    6. Hendricks, Kenneth & Porter, Robert H, 1988. "An Empirical Study of an Auction with Asymmetric Information," American Economic Review, American Economic Association, vol. 78(5), pages 865-883, December.
    7. Taylor, Curtis R, 1995. "Digging for Golden Carrots: An Analysis of Research Tournaments," American Economic Review, American Economic Association, vol. 85(4), pages 872-890, September.
    8. Bernstein, Jeffrey I. & Nadiri, M. Ishaq, 1988. "Interindustry R&D, Rates of Return and Production in High-Tech Industries," Working Papers 88-04, C.V. Starr Center for Applied Economics, New York University.
    9. Mansfield, Edwin & Schwartz, Mark & Wagner, Samuel, 1981. "Imitation Costs and Patents: An Empirical Study," Economic Journal, Royal Economic Society, vol. 91(364), pages 907-918, December.
    10. Mark Johnston & Richard Zeckhauser, 1991. "The Australian Pharmaceutical Subsidy Gambit: Transmuting Deadweight Loss and Oligopoly Rents to Consumer Surplus," NBER Working Papers 3783, National Bureau of Economic Research, Inc.
    11. Jones, Charles I, 1995. "R&D-Based Models of Economic Growth," Journal of Political Economy, University of Chicago Press, vol. 103(4), pages 759-784, August.
    12. Spence, Michael, 1984. "Cost Reduction, Competition, and Industry Performance," Econometrica, Econometric Society, vol. 52(1), pages 101-121, January.
    Full references (including those not matched with items on IDEAS)

    More about this item

    JEL classification:

    • O31 - Economic Development, Innovation, Technological Change, and Growth - - Innovation; Research and Development; Technological Change; Intellectual Property Rights - - - Innovation and Invention: Processes and Incentives
    • O30 - Economic Development, Innovation, Technological Change, and Growth - - Innovation; Research and Development; Technological Change; Intellectual Property Rights - - - General

    Statistics

    Access and download statistics

    Corrections

    All material on this site has been provided by the respective publishers and authors.
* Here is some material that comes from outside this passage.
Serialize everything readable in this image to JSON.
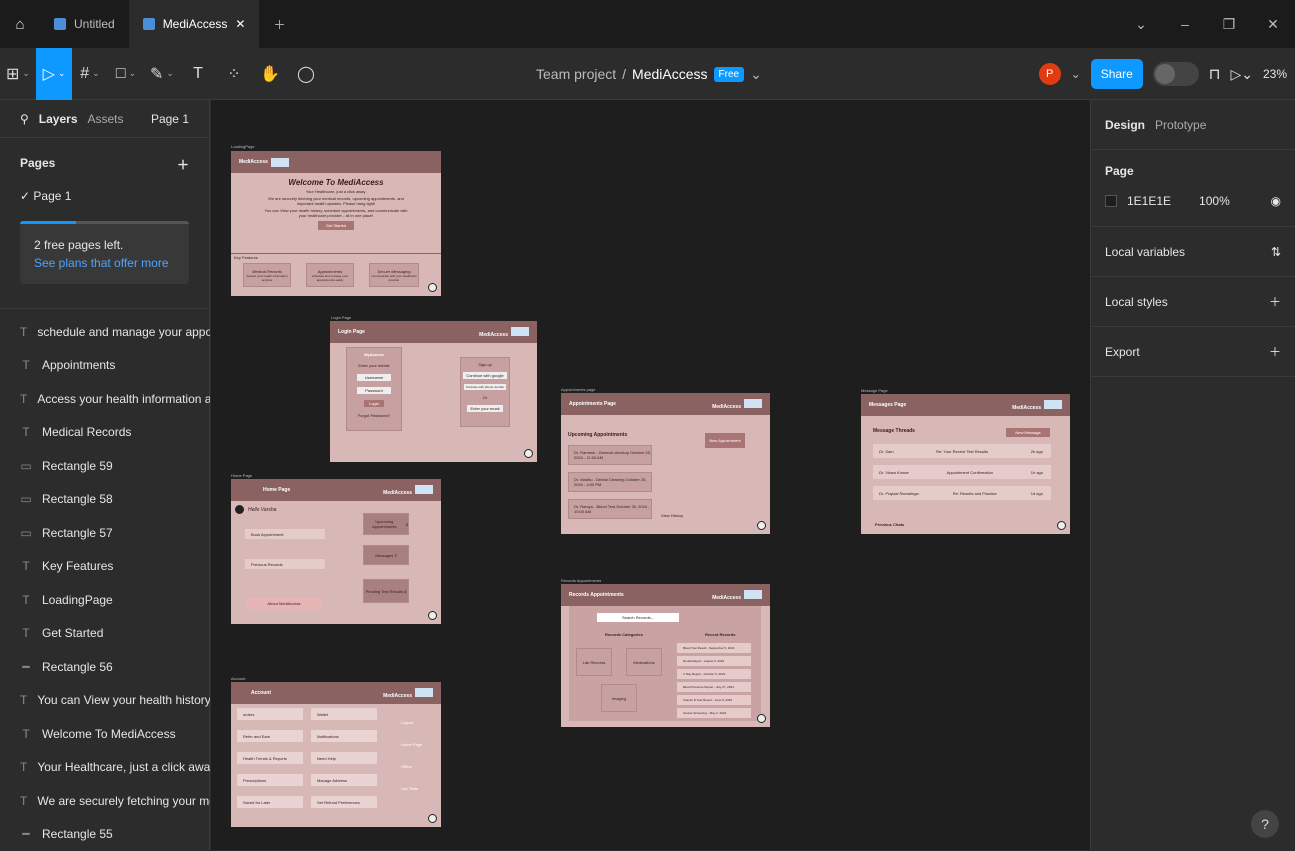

You can help correct errors and omissions. When requesting a correction, please mention this item's handle: RePEc:nbr:nberwo:6304. See general information about how to correct material in RePEc.

    For technical questions regarding this item, or to correct its authors, title, abstract, bibliographic or download information, contact: (). General contact details of provider: http://edirc.repec.org/data/nberrus.html .

    If you have authored this item and are not yet registered with RePEc, we encourage you to do it here. This allows to link your profile to this item. It also allows you to accept potential citations to this item that we are uncertain about.

    If CitEc recognized a reference but did not link an item in RePEc to it, you can help with this form .

    If you know of missing items citing this one, you can help us creating those links by adding the relevant references in the same way as above, for each refering item. If you are a registered author of this item, you may also want to check the "citations" tab in your RePEc Author Service profile, as there may be some citations waiting for confirmation.

    Please note that corrections may take a couple of weeks to filter through the various RePEc services.

    IDEAS is a RePEc service hosted by the Research Division of the Federal Reserve Bank of St. Louis . RePEc uses bibliographic data supplied by the respective publishers.